Award Date


Degree Type


Degree Name

Doctor of Philosophy (PhD)

First Committee Member

Kenneth Czerwinski

Second Committee Member

Frederic Poineau

Third Committee Member

Alfred Sattelberger

Fourth Committee Member

Jacimaria Batista

Number of Pages



The isotope Technetium-99 (99Tc) is a major fission product of the nuclear industry. In the last decade, approximately 20 tons of 99Tc have been produced by the US nuclear industry. Due to its long half-life (t1/2 = 214,000 yr), beta radiotoxicity, and high mobility as pertechnetate [TcO4]-, Tc represents long-term concern to the biosphere.
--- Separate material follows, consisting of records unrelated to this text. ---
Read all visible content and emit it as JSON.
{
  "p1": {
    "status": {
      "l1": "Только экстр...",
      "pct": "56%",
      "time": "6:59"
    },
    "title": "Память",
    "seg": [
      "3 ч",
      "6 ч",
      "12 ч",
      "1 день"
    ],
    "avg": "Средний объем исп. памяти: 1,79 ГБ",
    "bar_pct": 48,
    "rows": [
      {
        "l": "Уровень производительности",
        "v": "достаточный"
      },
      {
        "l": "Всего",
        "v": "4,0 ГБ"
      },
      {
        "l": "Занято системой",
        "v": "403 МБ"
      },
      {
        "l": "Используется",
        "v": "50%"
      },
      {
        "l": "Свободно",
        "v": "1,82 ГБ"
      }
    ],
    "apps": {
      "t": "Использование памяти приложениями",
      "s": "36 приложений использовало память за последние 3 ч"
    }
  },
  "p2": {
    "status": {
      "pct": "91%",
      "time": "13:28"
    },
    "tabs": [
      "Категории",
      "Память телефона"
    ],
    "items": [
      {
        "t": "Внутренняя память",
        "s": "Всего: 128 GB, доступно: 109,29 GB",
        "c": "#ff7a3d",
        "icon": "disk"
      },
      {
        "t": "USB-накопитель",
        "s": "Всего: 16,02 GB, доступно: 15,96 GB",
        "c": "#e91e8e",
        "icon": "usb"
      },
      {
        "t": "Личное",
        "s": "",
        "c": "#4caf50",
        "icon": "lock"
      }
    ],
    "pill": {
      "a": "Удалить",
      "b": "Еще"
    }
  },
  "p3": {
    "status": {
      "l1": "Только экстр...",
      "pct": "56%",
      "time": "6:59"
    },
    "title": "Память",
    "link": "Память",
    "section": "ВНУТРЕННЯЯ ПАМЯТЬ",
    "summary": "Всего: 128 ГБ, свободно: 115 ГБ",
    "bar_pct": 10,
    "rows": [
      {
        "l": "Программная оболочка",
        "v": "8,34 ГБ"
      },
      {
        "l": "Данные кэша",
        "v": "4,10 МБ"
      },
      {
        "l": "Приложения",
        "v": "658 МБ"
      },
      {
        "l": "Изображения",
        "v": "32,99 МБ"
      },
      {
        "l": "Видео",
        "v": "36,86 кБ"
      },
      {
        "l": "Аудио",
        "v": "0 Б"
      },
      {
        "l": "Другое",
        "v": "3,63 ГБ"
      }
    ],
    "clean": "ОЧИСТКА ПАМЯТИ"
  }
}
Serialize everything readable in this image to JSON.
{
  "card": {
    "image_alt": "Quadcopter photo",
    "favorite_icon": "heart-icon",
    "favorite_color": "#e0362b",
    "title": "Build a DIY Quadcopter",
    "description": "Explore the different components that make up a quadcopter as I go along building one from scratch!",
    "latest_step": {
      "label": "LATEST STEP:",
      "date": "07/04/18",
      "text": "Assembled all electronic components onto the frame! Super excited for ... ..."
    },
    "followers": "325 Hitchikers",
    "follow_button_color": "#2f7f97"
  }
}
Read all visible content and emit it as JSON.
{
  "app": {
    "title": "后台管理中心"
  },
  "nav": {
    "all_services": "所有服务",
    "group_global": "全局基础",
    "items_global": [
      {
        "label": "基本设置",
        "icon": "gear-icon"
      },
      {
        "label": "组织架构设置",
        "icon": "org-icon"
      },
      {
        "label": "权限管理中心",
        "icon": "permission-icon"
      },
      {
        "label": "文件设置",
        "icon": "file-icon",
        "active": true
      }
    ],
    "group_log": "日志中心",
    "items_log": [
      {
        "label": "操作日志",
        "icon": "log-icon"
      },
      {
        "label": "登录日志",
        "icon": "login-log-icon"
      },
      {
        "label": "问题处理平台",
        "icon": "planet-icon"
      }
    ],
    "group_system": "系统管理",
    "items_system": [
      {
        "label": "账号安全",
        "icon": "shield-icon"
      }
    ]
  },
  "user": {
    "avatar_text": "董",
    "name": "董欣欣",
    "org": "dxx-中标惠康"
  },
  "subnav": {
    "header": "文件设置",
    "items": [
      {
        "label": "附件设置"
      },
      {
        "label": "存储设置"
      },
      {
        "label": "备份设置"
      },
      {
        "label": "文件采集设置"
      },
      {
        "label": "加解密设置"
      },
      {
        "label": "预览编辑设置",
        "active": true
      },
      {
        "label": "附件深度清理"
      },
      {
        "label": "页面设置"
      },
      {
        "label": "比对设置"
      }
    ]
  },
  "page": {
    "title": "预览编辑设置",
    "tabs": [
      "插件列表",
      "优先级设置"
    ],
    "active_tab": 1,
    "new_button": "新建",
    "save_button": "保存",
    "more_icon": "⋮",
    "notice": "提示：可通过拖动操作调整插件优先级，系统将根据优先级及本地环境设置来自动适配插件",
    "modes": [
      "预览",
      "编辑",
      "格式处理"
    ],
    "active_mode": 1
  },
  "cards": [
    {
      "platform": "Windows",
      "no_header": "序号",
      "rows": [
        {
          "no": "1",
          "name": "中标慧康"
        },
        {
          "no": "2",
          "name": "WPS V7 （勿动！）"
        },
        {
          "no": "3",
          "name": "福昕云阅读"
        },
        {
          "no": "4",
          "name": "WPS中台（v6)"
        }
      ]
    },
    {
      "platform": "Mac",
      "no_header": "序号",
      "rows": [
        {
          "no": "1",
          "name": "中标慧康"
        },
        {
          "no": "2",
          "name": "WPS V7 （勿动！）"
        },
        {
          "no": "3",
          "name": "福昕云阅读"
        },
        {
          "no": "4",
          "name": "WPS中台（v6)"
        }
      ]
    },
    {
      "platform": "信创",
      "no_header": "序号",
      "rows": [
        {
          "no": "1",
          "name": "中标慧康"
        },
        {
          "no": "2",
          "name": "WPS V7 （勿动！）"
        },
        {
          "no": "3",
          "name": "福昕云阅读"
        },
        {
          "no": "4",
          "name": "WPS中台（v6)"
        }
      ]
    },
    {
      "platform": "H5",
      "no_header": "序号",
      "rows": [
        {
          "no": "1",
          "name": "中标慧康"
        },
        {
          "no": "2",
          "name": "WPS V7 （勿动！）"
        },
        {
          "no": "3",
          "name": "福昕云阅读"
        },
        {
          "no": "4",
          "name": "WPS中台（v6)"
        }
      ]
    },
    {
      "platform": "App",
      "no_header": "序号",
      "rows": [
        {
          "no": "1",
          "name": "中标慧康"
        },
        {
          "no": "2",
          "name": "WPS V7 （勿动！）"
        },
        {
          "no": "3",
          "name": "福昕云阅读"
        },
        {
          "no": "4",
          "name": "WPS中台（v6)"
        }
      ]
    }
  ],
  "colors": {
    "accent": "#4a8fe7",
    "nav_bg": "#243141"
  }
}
Various options have been considered to manage 99Tc. One of them is its separation from spent fuel, conversion to the metal and incorporation into a metallic waste form for long-term disposal. After dissolution of spent fuel in nitric acid and extraction of U and Tc in organic media, previously developed methods can be used to separate Tc from U, convert the separate Tc stream to the metal and reuse the uranium component of the fuel. A variety of metallic waste forms, ranging from pure Tc metal to ternary Tc alloys combined with stainless steel (SS) and Zr are proposed. The goal of this work was to examine three major questions: What is the optimal method to separate Tc from U? After separation, what is the most efficient method to convert the Tc stream to Tc metal? Finally, what is the corrosion behavior of Tc metal, Tc-SS alloys and Tc-Zr-SS alloys in 0.01M NaCl? The goal is to predict the long term behavior of Tc metallic waste in a hypothetical storage environment.

In this work, three methods have been used to separate Tc from U: anionic exchange resin, liquid-liquid extraction and precipitation. Of the three methods studied, anionic exchange resins is the most selective. After separation of Tc from U, three different methods were studied to convert the Tc stream to the metal: thermal treatment under hydrogen atmosphere, electrochemical and chemical reduction of pertechnetate in aqueous media. The thermal treatment of the Tc stream under hydrogen atmosphere is the preferred method to produce Tc metal. After Tc metal is isolated, it will be incorporated into a metal host phase. Three different waste forms were produced for corrosion studies in this work: Pure Tc metal, SS(Tc 2 wt%)Zr and SS(Tc 1.34 wt%) alloys. Corrosion rate measurements indicate that both SS(Tc 2 wt%)Zr and SS(Tc 1.34 wt%) alloys corrode more slowly than metallic Tc in the solutions tested.


Alloys; Corrosion; Radioactive wastes; Separation (Technology); Technetium – Corrosion; Technetium – Separation; Uranium – Separation; Waste form


Analytical Chemistry | Chemistry | Oil, Gas, and Energy | Radiochemistry